State of M.P. &
Ors. Vs. M/S Gaylord Chemicals  INSC 381 (20 February 2009)
JURISDICTION CIVIL APPEAL NOS. 1133-1134 OF 2009 (Arising out of SLP(C) Nos.
1015-1016/2008) State of M.P. & Ors. .. Appellant(s) Versus M/s Gaylord
Chemicals .. Respondent(s) ORDER Delay condoned.
Both these appeals
arise out of order dated March 14, 2007, passed by the High Court of Madhya
Pradesh, Bench at Indore in Writ Appeal No. 180 of 2007, whereby the appellate
Bench has dismissed the intra-Court appeal preferred by the appellants before
us under the Madhya Pradesh Uchha Nayayalaya (Khand Nyaupith Ko Appeal)
Adhiniyam, 2005 (for short the Adhiniyam) as not maintainable. The said appeal had
been filed by the appellants against order dated 5th July, 2005, passed by a
learned Single Judge of the High Court. The Division Bench held that the order
impugned in the appeal was, in substance, passed by the learned Single Judge in
exercise of his jurisdiction under Article 227 of the Constitution and
therefore, in terms of proviso to Section 2 of the Adhiniyam, intra- Court
appeal was specifically barred.
We have heard learned
counsel for the parties. We have also perused the writ petition filed by the
appellants in the High Court. We are of the view that the Division bench was
not justified in dismissing the appeal on the stated ground. It is evident from
the body of the writ petition that the writ petitioner had invoked the
jurisdiction of the High Court both under Articles 226 and 227 of the
Constitution, seeking issuance of an appropriate Writ of Certiorari, quashing
the orders passed by the sub-divisional officer-cum-competent authority and the
Revenue Commissioner under the M.P. Lok Parisar (Bedakhali) Adhiniyam, 1974.
The learned Single Judge allowed the writ petition and set aside both the
orders with certain directions.
Moreover, the grounds
taken in the writ petition go to show that primarily it was a petition under
Article 226 of the Constitution and the order passed by the Single Judge was
also under the said Article.
controversy, with reference to clause 15 of the Letters Patent of the Bombay
High Court, came up for consideration of this Court in Umaji Keshao Meshram
& Ors. vs. Radhikabai, Widow of Anandrao Banapurkar & Anr.- (1986)
suppl. SCC 401. In that case, it was held that where the ..3/- C.As.
facts justify a party
in filing an application either under Article 226 or 227 of the Constitution
and the party chooses to file his application under both these Articles, in
fairness of justice to party and in order not to deprive him of valuable right
of appeal, the Court ought to treat the application as being made under Article
226, and if in deciding the matter, in the final order the Court gives
ancillary directions, which may pertain to Article 227, this ought not to be
held to deprive a party of the right of appeal under Clause 15 of the Letters

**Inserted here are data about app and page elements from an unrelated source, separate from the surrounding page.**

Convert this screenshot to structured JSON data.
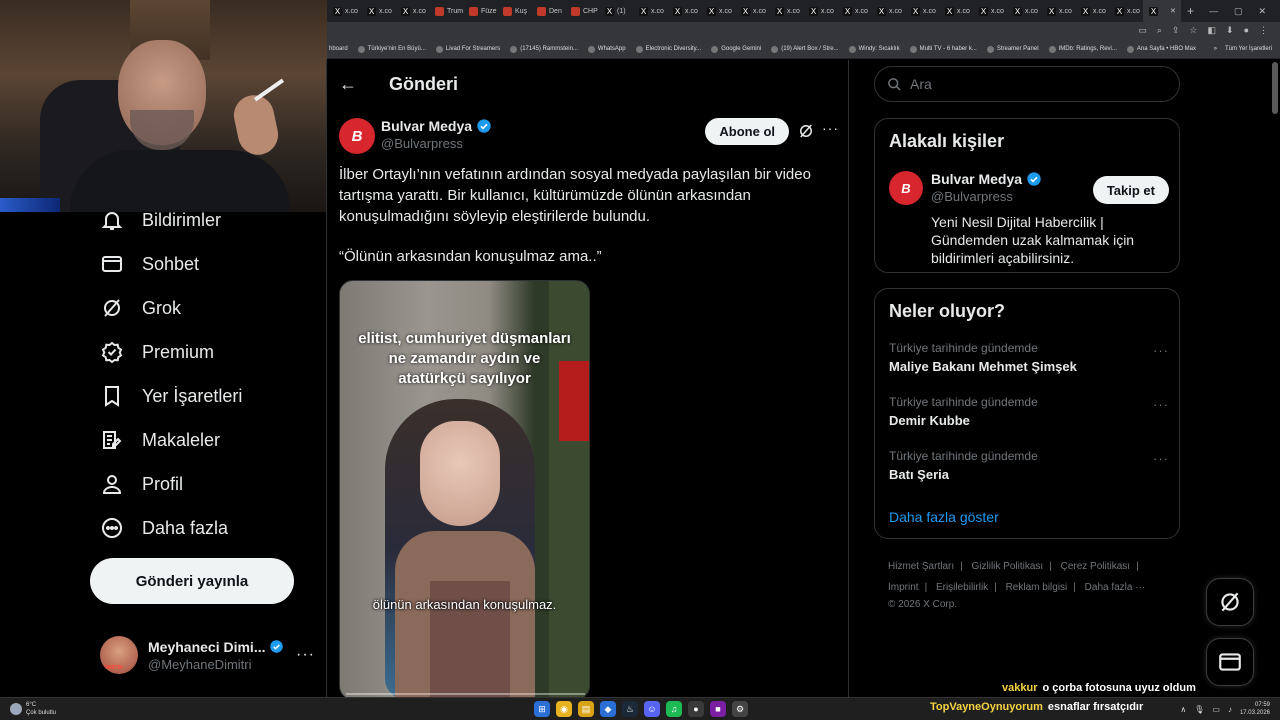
{
  "browser": {
    "tabs": [
      {
        "label": "x.co",
        "color": "#111111",
        "glyph": "X"
      },
      {
        "label": "x.co",
        "color": "#111111",
        "glyph": "X"
      },
      {
        "label": "x.co",
        "color": "#111111",
        "glyph": "X"
      },
      {
        "label": "Trum",
        "color": "#c0392b",
        "glyph": ""
      },
      {
        "label": "Füze",
        "color": "#c0392b",
        "glyph": ""
      },
      {
        "label": "Kuş",
        "color": "#c0392b",
        "glyph": ""
      },
      {
        "label": "Den",
        "color": "#c0392b",
        "glyph": ""
      },
      {
        "label": "CHP",
        "color": "#c0392b",
        "glyph": ""
      },
      {
        "label": "(1)",
        "color": "#111111",
        "glyph": "X"
      },
      {
        "label": "x.co",
        "color": "#111111",
        "glyph": "X"
      },
      {
        "label": "x.co",
        "color": "#111111",
        "glyph": "X"
      },
      {
        "label": "x.co",
        "color": "#111111",
        "glyph": "X"
      },
      {
        "label": "x.co",
        "color": "#111111",
        "glyph": "X"
      },
      {
        "label": "x.co",
        "color": "#111111",
        "glyph": "X"
      },
      {
        "label": "x.co",
        "color": "#111111",
        "glyph": "X"
      },
      {
        "label": "x.co",
        "color": "#111111",
        "glyph": "X"
      },
      {
        "label": "x.co",
        "color": "#111111",
        "glyph": "X"
      },
      {
        "label": "x.co",
        "color": "#111111",
        "glyph": "X"
      },
      {
        "label": "x.co",
        "color": "#111111",
        "glyph": "X"
      },
      {
        "label": "x.co",
        "color": "#111111",
        "glyph": "X"
      },
      {
        "label": "x.co",
        "color": "#111111",
        "glyph": "X"
      },
      {
        "label": "x.co",
        "color": "#111111",
        "glyph": "X"
      },
      {
        "label": "x.co",
        "color": "#111111",
        "glyph": "X"
      },
      {
        "label": "x.co",
        "color": "#111111",
        "glyph": "X"
      },
      {
        "label": "",
        "color": "#111111",
        "glyph": "X",
        "active": true
      }
    ],
    "bookmarks": [
      "hboard",
      "Türkiye'nin En Büyü...",
      "Livad For Streamers",
      "(17145) Rammstein...",
      "WhatsApp",
      "Electronic Diversity...",
      "Google Gemini",
      "(19) Alert Box / Stre...",
      "Windy: Sıcaklık",
      "Multi TV - 6 haber k...",
      "Streamer Panel",
      "IMDb: Ratings, Revi...",
      "Ana Sayfa • HBO Max"
    ],
    "bookmarks_more": "»",
    "bookmarks_all": "Tüm Yer İşaretleri"
  },
  "nav": {
    "items": [
      {
        "label": "Bildirimler",
        "icon": "bell-icon"
      },
      {
        "label": "Sohbet",
        "icon": "mail-icon"
      },
      {
        "label": "Grok",
        "icon": "grok-icon"
      },
      {
        "label": "Premium",
        "icon": "premium-icon"
      },
      {
        "label": "Yer İşaretleri",
        "icon": "bookmark-icon"
      },
      {
        "label": "Makaleler",
        "icon": "article-icon"
      },
      {
        "label": "Profil",
        "icon": "profile-icon"
      },
      {
        "label": "Daha fazla",
        "icon": "more-circle-icon"
      }
    ],
    "post_button": "Gönderi yayınla",
    "account": {
      "name": "Meyhaneci Dimi...",
      "handle": "@MeyhaneDimitri",
      "avatar_tag": "DIMITRI"
    }
  },
  "post": {
    "header_title": "Gönderi",
    "author": {
      "name": "Bulvar Medya",
      "handle": "@Bulvarpress",
      "avatar_text": "B"
    },
    "follow_label": "Abone ol",
    "text": "İlber Ortaylı’nın vefatının ardından sosyal medyada paylaşılan bir video tartışma yarattı. Bir kullanıcı, kültürümüzde ölünün arkasından konuşulmadığını söyleyip eleştirilerde bulundu.",
    "quote": "“Ölünün arkasından konuşulmaz ama..”",
    "video": {
      "caption_top": "elitist, cumhuriyet düşmanları ne zamandır aydın ve atatürkçü sayılıyor",
      "caption_bottom": "ölünün arkasından konuşulmaz."
    }
  },
  "sidebar": {
    "search_placeholder": "Ara",
    "related": {
      "title": "Alakalı kişiler",
      "name": "Bulvar Medya",
      "handle": "@Bulvarpress",
      "follow_label": "Takip et",
      "bio": "Yeni Nesil Dijital Habercilik | Gündemden uzak kalmamak için bildirimleri açabilirsiniz."
    },
    "trends": {
      "title": "Neler oluyor?",
      "items": [
        {
          "category": "Türkiye tarihinde gündemde",
          "name": "Maliye Bakanı Mehmet Şimşek"
        },
        {
          "category": "Türkiye tarihinde gündemde",
          "name": "Demir Kubbe"
        },
        {
          "category": "Türkiye tarihinde gündemde",
          "name": "Batı Şeria"
        }
      ],
      "show_more": "Daha fazla göster"
    },
    "footer": {
      "line1": [
        "Hizmet Şartları",
        "Gizlilik Politikası",
        "Çerez Politikası"
      ],
      "line2": [
        "Imprint",
        "Erişilebilirlik",
        "Reklam bilgisi",
        "Daha fazla ···"
      ],
      "copyright": "© 2026 X Corp."
    }
  },
  "chat": [
    {
      "user": "vakkur",
      "message": "o çorba fotosuna uyuz oldum"
    },
    {
      "user": "TopVayneOynuyorum",
      "message": "esnaflar fırsatçıdır"
    }
  ],
  "taskbar": {
    "weather_temp": "6°C",
    "weather_desc": "Çok bulutlu",
    "time": "07:59",
    "date": "17.03.2026"
  },
  "colors": {
    "accent": "#1d9bf0",
    "brand_red": "#d7262d",
    "verified": "#1d9bf0"
  }
}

patent, where the substantial part of the order sought to be appealed against
is under Article 226 of the Constitution.
The ratio of the said
decision squarely applies on facts in hand. As noted earlier, the writ petition
had been filed in the High court both under Articles 226 and 227 of the
Constitution. Once, the writ petition was entertained and allowed on merits, it
cannot be said that the Single Judge had exercised his jurisdiction only under
Article 227, as held by the Division Bench.
For all these
reasons, we are of the opinion that the Division Bench erred in holding that
the appeal was not maintainable against order dated 5th July 2005, passed by
the ..4/- C.As. 1133-1134/2009...
learned Single Judge.
Consequently, we set aside the impugned order and remand the appeal preferred
by the appellants herein to the Division Bench for its decision on merits. We
may note that although in the impugned order, it is mentioned that the appeal
is barred by limitation but no final decision on the application seeking
condonation of delay, filed along with the writ appeal, seems to have been
taken. It will be open to the Division Bench to pass appropriate orders on the
In view of the fact
that matter is quite old, we would request the High Court to decide the appeal
as expeditiously as practicable.
The appeals are
allowed in the above terms with no order as to costs.
[ D.K. JAIN ]
[ R.M. LODHA ]